Unfortunately, the co-parenting effort does not come with an instruction manual. Each parenting plan, like the divorce associated with it, is unique.
Here are four tips to help you and your partner create a workable plan and lay the foundation for successful co-parenting going forward.
Plan the schedule
How will you and the other parent physically care for your children? A major section of your parenting plan should address the parenting schedule. The court will expect your children to spend ample time with each of you. They must feel they have a secure and loving relationship with both parents.
In addition to working out a daily schedule, remember to include events that will be a part of the life of your child: birthdays, holidays, summer vacation time. You can add extracurricular activities and appointments outside of school once you know when they are to occur.
Prepare for decision-making
You and the other parent must decide how you will handle making decisions on important matters that affect your children. The court will want to know that both parents are actively involved in raising their children and making decisions about subjects such as education, medical care and religious upbringing.
Communicate with each other

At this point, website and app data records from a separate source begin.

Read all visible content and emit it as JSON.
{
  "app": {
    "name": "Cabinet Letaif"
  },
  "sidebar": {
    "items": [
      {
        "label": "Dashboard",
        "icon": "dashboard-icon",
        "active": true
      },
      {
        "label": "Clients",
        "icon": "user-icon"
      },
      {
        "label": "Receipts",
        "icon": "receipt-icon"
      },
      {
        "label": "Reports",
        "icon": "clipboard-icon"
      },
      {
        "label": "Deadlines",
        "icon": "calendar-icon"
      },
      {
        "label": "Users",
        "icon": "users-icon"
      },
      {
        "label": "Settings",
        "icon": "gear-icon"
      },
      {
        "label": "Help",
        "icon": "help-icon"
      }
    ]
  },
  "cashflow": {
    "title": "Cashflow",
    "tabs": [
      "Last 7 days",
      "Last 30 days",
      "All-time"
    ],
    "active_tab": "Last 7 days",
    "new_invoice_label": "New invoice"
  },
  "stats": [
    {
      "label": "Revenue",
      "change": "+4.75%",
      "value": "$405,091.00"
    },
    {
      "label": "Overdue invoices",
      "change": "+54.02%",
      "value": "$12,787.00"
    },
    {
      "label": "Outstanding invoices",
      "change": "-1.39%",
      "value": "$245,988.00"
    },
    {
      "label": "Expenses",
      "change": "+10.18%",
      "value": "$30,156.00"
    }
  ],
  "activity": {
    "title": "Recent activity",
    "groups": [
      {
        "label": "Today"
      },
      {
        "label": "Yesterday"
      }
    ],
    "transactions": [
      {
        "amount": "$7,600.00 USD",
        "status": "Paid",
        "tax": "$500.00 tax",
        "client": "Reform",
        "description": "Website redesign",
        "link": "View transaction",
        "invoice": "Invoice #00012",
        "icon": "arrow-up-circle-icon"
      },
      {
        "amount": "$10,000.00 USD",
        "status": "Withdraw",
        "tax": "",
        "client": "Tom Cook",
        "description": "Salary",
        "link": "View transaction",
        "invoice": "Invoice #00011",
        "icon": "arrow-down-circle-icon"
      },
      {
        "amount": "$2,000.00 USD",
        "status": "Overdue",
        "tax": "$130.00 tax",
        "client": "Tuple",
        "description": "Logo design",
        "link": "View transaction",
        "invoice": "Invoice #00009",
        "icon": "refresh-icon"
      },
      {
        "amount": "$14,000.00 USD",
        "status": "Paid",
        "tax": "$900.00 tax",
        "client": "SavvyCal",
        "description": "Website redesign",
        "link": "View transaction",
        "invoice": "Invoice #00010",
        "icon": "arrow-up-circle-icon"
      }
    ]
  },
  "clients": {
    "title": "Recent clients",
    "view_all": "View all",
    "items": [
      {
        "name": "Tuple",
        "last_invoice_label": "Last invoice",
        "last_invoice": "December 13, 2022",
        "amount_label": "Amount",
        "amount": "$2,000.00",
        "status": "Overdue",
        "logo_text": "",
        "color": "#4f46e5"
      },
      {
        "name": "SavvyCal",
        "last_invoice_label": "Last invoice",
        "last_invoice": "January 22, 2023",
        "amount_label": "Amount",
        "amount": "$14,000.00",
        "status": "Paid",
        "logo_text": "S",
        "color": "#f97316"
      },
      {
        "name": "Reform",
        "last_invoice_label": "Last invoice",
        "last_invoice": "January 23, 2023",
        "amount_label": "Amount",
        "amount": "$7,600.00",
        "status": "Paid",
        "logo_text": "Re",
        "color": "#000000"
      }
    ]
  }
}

Communication between parents and between the parents and their children is key to creating and maintaining a successful parenting plan. If you opt for mediation instead of litigation as a divorce option, you will find that communication is at the heart of the process, and the same holds true for co-parenting. Maintaining open lines of communication is essential in a plan that will serve as a road map for you to follow when making your way forward as co-parents.